Individual physicians may prescribe TDF drugs for uses not included on the FDA-approved label, and such use is obviously not what most drug companies authorize their drugs to be used for. An off-label use case can be more difficult but is not necessarily impossible. The way the drug was marketed can be a major factor in your case, and it can still be possible to obtain compensation in some of these cases.
What Kinds of Compensation Can I Recover?
Defective drug cases can often be resolved through settlements. This is because insurance companies for drug makers would prefer avoiding the cost of taking a case to trial. There will always be some cases that prove impossible to settle, and in these instances, lawsuits are filed that ultimately bring both sides into the courtroom.
When a plaintiff can prove their case, they can be awarded many kinds of compensation, often some combination of economic damages and non-economic damages. Economic damages relate to the actual costs to a victim – such as medical bills and lost income. Non-economic damages, on the other hand, are far more subjective. They usually relate to harm that is emotional or psychological, with awards given for pain and suffering, loss of a spouse, or emotional distress.
Texas also allows for the awarding of exemplary damages, more commonly known as punitive damages. Such damages can only be awarded when a plaintiff proves by clear and convincing evidence that the harm in their cases was caused by a defendant’s fraud, malice, or gross negligence. Punitive damages are quite rare, and they are awarded to punish defendants rather than to reward plaintiffs.
What Is A Mass Tort?
Mass torts refer to cases in which one or a limited number of defendants face multiple claims from a large group of plaintiffs. The plaintiffs in mass tort cases retain control of their cases, meaning that each will have to prove their injury claim. Mass torts are more common in cases relating to defective medical devices, prescription drugs, product liability, and toxic contamination.
What is the Difference Between a Class Action Lawsuit and Multidistrict Litigation?

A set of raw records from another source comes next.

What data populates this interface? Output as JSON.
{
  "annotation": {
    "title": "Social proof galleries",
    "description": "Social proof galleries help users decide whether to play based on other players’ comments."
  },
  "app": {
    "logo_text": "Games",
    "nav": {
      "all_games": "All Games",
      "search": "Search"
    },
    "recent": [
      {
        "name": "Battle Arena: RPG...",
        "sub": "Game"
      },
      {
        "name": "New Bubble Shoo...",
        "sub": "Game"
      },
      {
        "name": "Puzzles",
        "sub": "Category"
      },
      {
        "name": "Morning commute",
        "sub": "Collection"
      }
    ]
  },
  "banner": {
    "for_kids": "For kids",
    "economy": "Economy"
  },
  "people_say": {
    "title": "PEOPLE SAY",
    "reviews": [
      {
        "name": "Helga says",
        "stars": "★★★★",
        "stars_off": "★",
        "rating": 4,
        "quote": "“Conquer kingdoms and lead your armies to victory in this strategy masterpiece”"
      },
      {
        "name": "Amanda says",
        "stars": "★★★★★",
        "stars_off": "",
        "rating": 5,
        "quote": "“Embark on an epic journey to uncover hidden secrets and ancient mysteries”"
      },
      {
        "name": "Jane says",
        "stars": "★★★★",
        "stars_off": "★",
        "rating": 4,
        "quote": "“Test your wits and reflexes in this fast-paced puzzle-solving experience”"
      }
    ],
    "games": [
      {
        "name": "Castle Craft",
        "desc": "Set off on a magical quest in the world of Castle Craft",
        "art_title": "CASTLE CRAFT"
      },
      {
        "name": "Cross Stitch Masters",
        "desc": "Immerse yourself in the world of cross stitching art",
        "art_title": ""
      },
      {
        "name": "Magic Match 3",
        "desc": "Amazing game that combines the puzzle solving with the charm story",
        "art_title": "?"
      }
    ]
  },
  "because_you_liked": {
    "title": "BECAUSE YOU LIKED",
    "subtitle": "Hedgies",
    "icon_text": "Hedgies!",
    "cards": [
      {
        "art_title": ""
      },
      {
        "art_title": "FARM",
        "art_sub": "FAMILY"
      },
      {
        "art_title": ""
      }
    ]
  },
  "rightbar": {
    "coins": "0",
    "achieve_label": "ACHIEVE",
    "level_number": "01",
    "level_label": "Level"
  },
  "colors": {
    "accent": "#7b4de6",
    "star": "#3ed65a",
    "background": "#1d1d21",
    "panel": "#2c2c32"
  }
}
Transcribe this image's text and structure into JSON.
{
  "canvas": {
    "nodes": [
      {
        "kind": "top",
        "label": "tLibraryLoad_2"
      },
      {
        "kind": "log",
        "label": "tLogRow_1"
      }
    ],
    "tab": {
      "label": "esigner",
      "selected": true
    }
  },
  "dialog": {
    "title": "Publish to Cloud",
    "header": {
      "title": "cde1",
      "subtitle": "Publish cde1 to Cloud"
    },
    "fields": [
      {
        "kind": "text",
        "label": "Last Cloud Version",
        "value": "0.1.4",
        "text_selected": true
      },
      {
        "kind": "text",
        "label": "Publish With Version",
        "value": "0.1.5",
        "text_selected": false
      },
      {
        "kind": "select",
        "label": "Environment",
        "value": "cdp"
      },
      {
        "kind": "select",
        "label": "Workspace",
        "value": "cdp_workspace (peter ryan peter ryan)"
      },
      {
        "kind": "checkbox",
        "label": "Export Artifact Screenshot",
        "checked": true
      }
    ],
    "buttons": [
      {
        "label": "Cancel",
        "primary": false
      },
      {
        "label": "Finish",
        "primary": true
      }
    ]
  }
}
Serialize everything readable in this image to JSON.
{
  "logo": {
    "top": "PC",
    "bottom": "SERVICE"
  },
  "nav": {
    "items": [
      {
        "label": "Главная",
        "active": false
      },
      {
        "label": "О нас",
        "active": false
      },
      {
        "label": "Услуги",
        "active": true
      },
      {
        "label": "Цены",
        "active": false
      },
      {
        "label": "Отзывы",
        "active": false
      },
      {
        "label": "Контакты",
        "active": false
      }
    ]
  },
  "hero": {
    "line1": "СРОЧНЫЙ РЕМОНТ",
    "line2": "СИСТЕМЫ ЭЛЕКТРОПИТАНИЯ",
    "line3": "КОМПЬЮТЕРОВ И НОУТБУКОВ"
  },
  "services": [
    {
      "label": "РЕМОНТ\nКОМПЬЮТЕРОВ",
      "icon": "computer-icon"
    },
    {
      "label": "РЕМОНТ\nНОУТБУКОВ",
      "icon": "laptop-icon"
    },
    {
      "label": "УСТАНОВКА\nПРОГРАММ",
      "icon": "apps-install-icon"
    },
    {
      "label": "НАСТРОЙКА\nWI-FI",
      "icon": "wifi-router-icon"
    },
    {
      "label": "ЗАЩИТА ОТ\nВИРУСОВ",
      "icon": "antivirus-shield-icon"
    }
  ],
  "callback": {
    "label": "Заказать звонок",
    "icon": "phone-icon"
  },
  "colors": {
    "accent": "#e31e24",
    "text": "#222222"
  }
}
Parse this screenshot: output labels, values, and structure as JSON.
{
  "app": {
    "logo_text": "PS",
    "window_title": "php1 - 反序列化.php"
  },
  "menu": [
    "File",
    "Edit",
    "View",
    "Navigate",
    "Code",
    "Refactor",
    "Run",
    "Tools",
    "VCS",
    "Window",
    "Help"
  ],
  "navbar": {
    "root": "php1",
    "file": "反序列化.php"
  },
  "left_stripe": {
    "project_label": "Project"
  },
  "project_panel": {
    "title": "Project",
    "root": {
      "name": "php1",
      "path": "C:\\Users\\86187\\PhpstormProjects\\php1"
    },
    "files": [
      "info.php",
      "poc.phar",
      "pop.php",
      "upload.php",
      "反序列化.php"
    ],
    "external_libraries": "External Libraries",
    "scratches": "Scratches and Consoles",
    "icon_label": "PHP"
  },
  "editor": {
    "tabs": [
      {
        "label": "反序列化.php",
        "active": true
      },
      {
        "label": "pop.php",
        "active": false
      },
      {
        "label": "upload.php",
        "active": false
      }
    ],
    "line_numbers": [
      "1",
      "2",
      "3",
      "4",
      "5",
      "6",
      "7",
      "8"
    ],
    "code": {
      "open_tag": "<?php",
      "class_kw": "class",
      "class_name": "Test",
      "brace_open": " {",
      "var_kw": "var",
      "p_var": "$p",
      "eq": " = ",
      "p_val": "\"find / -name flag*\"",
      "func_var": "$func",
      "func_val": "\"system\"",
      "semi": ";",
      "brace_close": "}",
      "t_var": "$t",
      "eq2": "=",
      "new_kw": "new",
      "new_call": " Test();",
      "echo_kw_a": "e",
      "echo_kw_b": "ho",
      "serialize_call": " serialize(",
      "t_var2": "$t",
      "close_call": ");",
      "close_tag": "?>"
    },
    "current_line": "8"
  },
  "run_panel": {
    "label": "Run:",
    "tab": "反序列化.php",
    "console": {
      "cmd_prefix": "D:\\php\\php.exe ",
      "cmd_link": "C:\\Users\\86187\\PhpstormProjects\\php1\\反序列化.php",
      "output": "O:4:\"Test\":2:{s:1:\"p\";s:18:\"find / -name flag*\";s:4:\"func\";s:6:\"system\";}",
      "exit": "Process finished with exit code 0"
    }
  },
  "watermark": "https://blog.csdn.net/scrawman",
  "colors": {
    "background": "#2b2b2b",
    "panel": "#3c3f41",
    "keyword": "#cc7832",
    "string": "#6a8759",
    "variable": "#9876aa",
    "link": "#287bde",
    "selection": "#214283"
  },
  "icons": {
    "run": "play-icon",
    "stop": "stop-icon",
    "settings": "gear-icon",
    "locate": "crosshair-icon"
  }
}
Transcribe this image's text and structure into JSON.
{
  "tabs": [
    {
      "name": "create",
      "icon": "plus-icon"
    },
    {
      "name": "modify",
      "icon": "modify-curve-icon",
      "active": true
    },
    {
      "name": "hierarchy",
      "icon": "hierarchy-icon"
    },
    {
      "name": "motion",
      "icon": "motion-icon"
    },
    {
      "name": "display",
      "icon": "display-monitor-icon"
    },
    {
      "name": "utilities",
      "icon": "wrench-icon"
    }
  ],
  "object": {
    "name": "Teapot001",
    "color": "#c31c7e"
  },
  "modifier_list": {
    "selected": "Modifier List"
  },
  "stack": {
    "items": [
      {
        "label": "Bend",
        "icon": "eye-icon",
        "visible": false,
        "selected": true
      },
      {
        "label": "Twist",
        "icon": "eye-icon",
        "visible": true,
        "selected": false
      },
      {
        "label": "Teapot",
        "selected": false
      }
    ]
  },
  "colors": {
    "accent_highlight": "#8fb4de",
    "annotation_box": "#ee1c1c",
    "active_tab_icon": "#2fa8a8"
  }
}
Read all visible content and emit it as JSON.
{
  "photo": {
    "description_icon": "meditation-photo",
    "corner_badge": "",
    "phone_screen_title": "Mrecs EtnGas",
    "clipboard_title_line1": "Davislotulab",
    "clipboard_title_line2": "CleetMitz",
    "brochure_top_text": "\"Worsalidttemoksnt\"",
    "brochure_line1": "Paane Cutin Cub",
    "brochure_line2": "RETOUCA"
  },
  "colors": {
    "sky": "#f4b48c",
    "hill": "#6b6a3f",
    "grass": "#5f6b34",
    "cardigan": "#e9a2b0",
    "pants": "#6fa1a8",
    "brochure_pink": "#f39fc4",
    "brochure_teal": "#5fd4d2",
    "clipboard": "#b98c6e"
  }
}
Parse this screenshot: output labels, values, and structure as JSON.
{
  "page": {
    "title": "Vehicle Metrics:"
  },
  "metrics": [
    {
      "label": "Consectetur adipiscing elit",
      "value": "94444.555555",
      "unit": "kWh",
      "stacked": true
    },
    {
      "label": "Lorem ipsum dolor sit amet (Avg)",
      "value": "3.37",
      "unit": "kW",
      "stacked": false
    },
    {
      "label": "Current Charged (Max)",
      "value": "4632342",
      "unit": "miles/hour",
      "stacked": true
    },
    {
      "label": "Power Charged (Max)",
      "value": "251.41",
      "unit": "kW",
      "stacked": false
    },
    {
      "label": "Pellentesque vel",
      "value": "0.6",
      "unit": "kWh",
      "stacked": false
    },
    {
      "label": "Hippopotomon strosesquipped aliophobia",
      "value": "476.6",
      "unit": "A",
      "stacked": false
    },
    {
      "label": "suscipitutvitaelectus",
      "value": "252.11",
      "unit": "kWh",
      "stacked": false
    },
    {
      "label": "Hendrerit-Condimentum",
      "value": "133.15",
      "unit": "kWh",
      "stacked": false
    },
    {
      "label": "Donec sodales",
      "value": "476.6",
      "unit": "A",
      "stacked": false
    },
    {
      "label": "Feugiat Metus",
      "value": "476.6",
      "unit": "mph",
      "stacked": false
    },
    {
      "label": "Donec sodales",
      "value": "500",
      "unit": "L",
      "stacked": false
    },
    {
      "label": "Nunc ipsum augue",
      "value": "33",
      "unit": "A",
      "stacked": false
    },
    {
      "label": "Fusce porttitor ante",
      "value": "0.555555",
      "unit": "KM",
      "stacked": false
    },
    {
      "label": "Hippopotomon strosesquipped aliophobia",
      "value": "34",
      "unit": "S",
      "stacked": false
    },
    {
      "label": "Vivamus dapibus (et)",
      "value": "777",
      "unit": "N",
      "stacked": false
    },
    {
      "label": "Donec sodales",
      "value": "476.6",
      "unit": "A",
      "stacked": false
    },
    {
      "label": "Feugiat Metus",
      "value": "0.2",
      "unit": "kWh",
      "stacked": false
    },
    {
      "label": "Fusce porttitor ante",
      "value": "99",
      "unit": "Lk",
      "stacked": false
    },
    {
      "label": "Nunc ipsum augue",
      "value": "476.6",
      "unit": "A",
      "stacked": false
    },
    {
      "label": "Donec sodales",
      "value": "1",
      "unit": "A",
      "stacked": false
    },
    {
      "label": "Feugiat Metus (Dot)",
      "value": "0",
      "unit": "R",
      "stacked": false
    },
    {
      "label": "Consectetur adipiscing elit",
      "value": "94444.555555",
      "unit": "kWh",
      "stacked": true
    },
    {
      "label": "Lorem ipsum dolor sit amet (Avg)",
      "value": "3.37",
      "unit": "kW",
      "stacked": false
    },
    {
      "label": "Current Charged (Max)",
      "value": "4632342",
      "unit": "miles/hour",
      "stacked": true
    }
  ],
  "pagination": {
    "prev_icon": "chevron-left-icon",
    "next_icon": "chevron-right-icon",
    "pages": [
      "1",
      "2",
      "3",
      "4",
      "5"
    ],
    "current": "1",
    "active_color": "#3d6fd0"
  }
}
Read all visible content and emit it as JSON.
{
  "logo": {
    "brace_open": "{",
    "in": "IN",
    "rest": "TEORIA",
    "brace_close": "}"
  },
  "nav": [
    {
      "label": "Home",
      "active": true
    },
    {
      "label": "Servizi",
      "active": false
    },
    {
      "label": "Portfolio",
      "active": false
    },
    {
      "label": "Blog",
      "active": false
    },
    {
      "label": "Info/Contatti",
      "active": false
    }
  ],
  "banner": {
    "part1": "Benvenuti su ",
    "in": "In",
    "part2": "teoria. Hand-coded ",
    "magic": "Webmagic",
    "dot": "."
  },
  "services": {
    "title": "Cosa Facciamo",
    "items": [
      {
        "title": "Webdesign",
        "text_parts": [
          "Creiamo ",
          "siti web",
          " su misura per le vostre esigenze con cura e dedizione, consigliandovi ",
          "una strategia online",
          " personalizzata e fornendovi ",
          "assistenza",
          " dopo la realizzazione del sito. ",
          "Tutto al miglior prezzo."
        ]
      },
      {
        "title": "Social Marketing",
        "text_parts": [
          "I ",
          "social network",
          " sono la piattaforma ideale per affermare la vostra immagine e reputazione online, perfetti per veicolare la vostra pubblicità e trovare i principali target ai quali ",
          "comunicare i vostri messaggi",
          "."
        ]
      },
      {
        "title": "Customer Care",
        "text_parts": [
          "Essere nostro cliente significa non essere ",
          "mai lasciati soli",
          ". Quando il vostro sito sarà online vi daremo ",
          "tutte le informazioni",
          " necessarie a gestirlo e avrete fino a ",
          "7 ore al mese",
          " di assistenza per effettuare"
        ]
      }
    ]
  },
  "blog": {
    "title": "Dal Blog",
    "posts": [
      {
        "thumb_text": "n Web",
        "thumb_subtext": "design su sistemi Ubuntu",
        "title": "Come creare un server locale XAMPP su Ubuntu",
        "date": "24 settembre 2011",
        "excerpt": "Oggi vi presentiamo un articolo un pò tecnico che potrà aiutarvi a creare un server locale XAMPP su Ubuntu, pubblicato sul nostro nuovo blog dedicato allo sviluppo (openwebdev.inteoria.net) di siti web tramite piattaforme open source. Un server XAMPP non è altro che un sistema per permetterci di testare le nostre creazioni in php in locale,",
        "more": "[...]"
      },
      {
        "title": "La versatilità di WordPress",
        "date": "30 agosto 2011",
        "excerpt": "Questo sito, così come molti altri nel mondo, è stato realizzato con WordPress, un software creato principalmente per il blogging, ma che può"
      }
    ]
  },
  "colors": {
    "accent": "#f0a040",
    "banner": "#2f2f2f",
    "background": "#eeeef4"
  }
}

A class-action lawsuit is often filed by a person who acts as a lead plaintiff but represents a larger group of similarly affected individuals in a single legal action. Classes must be certified by a court before a class action lawsuit can proceed. People must opt-out of the class if they do not want to be bound by the resolution. An award in a class-action lawsuit is customarily split equally among all plaintiffs in the class.
Multidistrict litigation (MDL) will similarly involve a large group of plaintiffs, but these people will each have their lawsuits, with every case heard by a single judge in a selected venue. MDL lets each plaintiff recover separate awards.
A TDF injury case could be filed as either a class action or MDL. You should discuss your options with an experienced attorney who can help you make an informed choice about the best path to resolution.
Contact a TDF Injury Lawyer For Help
The Benton Law Firm fights for those who’ve been hurt due to dangerous and defective drugs, and we know that with these types of cases, only results matter. Let our team help you get the compensation you’re owed if you took one or more of Gilead’s TDF drugs and suffered severe side effects. We will seek the maximum compensation possible for you and together we can hold the drugmaker accountable for the harm they’ve caused you. Call us at (800) 313-4878, chat with us live, or fill out a contact form today.